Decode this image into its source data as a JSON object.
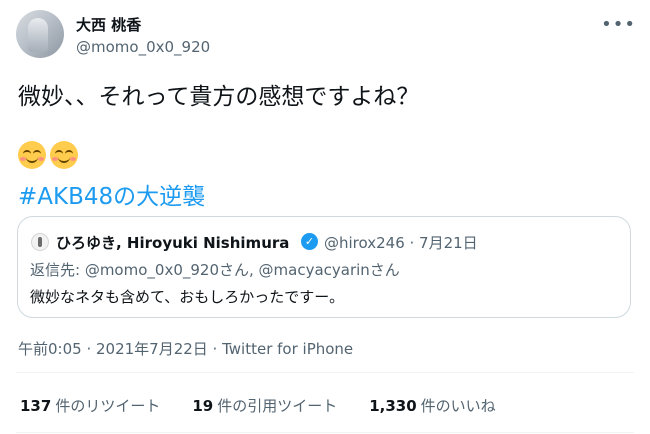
{
  "author": {
    "display_name": "大西 桃香",
    "handle": "@momo_0x0_920"
  },
  "tweet": {
    "text": "微妙、、それって貴方の感想ですよね？",
    "emoji": [
      "smiling-face-with-blush",
      "smiling-face-with-blush"
    ],
    "hashtag": "#AKB48の大逆襲"
  },
  "quoted_tweet": {
    "author_name": "ひろゆき, Hiroyuki Nishimura",
    "meta": "@hirox246 · 7月21日",
    "reply_to": "返信先: @momo_0x0_920さん, @macyacyarinさん",
    "text": "微妙なネタも含めて、おもしろかったですー。"
  },
  "timestamp": "午前0:05 · 2021年7月22日 · Twitter for iPhone",
  "stats": {
    "retweets_count": "137",
    "retweets_label": "件のリツイート",
    "quotes_count": "19",
    "quotes_label": "件の引用ツイート",
    "likes_count": "1,330",
    "likes_label": "件のいいね"
  },
  "colors": {
    "accent": "#1d9bf0",
    "secondary_text": "#536471",
    "primary_text": "#0f1419"
  },
  "icons": {
    "more": "more-icon",
    "verified": "verified-badge-icon"
  }
}
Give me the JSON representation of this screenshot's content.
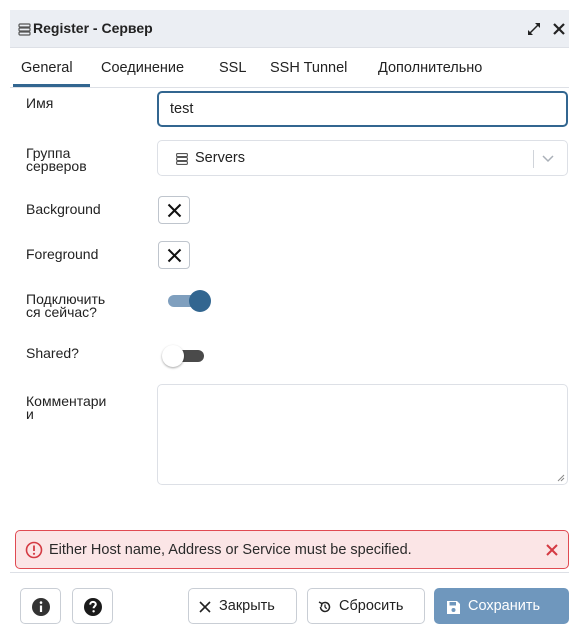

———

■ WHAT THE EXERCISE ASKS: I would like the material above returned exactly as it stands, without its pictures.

■ TASK ANSWER:
Decode this image into its source data as a JSON object.
{
  "author": {
    "display_name": "大西 桃香",
    "handle": "@momo_0x0_920"
  },
  "tweet": {
    "text": "微妙、、それって貴方の感想ですよね？",
    "emoji": [
      "smiling-face-with-blush",
      "smiling-face-with-blush"
    ],
    "hashtag": "#AKB48の大逆襲"
  },
  "quoted_tweet": {
    "author_name": "ひろゆき, Hiroyuki Nishimura",
    "meta": "@hirox246 · 7月21日",
    "reply_to": "返信先: @momo_0x0_920さん, @macyacyarinさん",
    "text": "微妙なネタも含めて、おもしろかったですー。"
  },
  "timestamp": "午前0:05 · 2021年7月22日 · Twitter for iPhone",
  "stats": {
    "retweets_count": "137",
    "retweets_label": "件のリツイート",
    "quotes_count": "19",
    "quotes_label": "件の引用ツイート",
    "likes_count": "1,330",
    "likes_label": "件のいいね"
  },
  "colors": {
    "accent": "#1d9bf0",
    "secondary_text": "#536471",
    "primary_text": "#0f1419"
  },
  "icons": {
    "more": "more-icon",
    "verified": "verified-badge-icon"
  }
}
Give me the JSON representation of this screenshot's content.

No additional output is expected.